President Salva Kiir has blamed donors for going back on their promise to release the funds as soon as he and his rival Riek Machar formed the transitional government of national unity.
But the return of Dr Machar in April and subsequent formation of the transitional government has not unlocked aid money, as most donors — especially the US and the European Union — are demanding economic reforms and implementation of key provisions of the August 2015 peace agreement.
Aggrey Tisa Sabuni, presidential economic adviser, said the government had been negotiating with the donors over budgetary support but this programme was disrupted by the outbreak of civil war in December 2013 and negotiations have to begin afresh.
Projected oil revenue
Having reduced its budget by 6 per cent in the 2015/2016 financial to $3.6 billion, South Sudan was expecting grants of $54 million from donors to add to the projected oil revenue of $255 million and non-oil revenue of $76 million per month.

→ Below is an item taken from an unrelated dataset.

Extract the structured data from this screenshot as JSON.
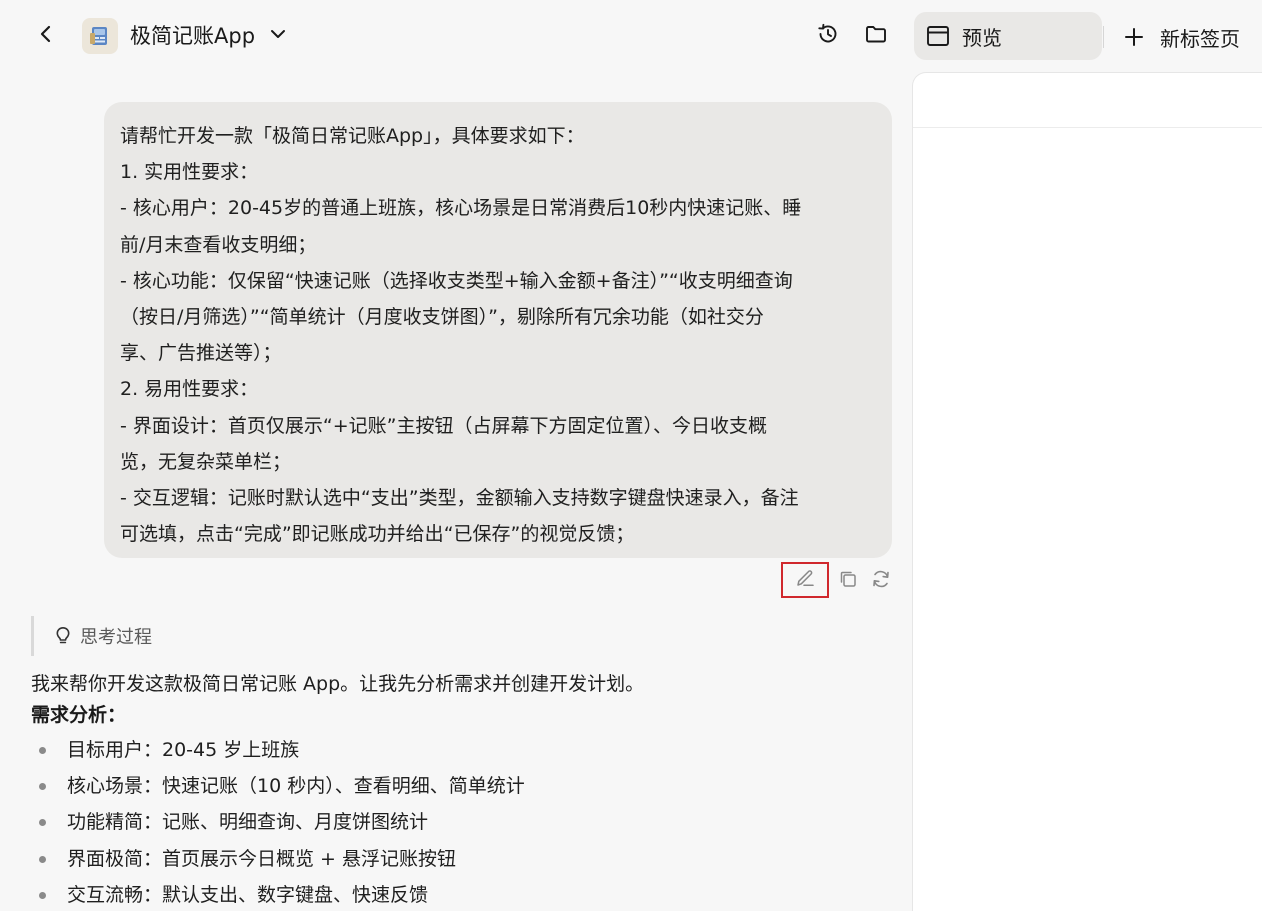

But global oil prices dipped from $115 to $46 per barrel, seriously affecting the country’s net oil revenues, as production also dropped from 350,000 barrels 160,000 barrels per day during the civil war.
By May 2016, oil revenues had fallen by 75 per cent to $60 million a month. Now, the country generates only $40 million a month in tax revenue.
Despite the formation of the transitional government, donors are demanding that the Central Bank and the Ministry of Finance tighten regulations and eradicate the dollar rent seekers, fight official corruption and wastage, and empower the National Revenue Authority for revenue mobilisation.
South Sudan charge d’affaires in Kenya Jimmy Deng said that the partners in the unity government have agreed on programmes for economic recovery and national reconciliation.
“Our international partners are not forthcoming with their pledges for financial assistance. We are trying to harness our internal resources from taxes and Customs duties to meet some of the obligations but they are either limited or not enough to implement all the programmes,” said Mr Deng.
James Gatdet Dak, press secretary in the Office of the First Vice-President, said that despite the executive arm of the transitional government having been formed over a month ago, it is still a skeleton because parliament is yet to be reconstituted and the National Constitutional Amendment Committee lacks funds to begin its operations.
But Jacob Chol, the head of political science department at the University of Juba, told The EastAfrican that donors are not showing any signs of releasing money soon because the transitional government is yet to provide a concrete blueprint to reform the economy.
The South Sudanese pound continues to weaken and there is a possibility of currency crash unless a bailout comes from international community.
“These days, in Juba, if you go to a restaurant, you have to pay for food in advance, as the price may change before you finish your meal,” said Mr Chol.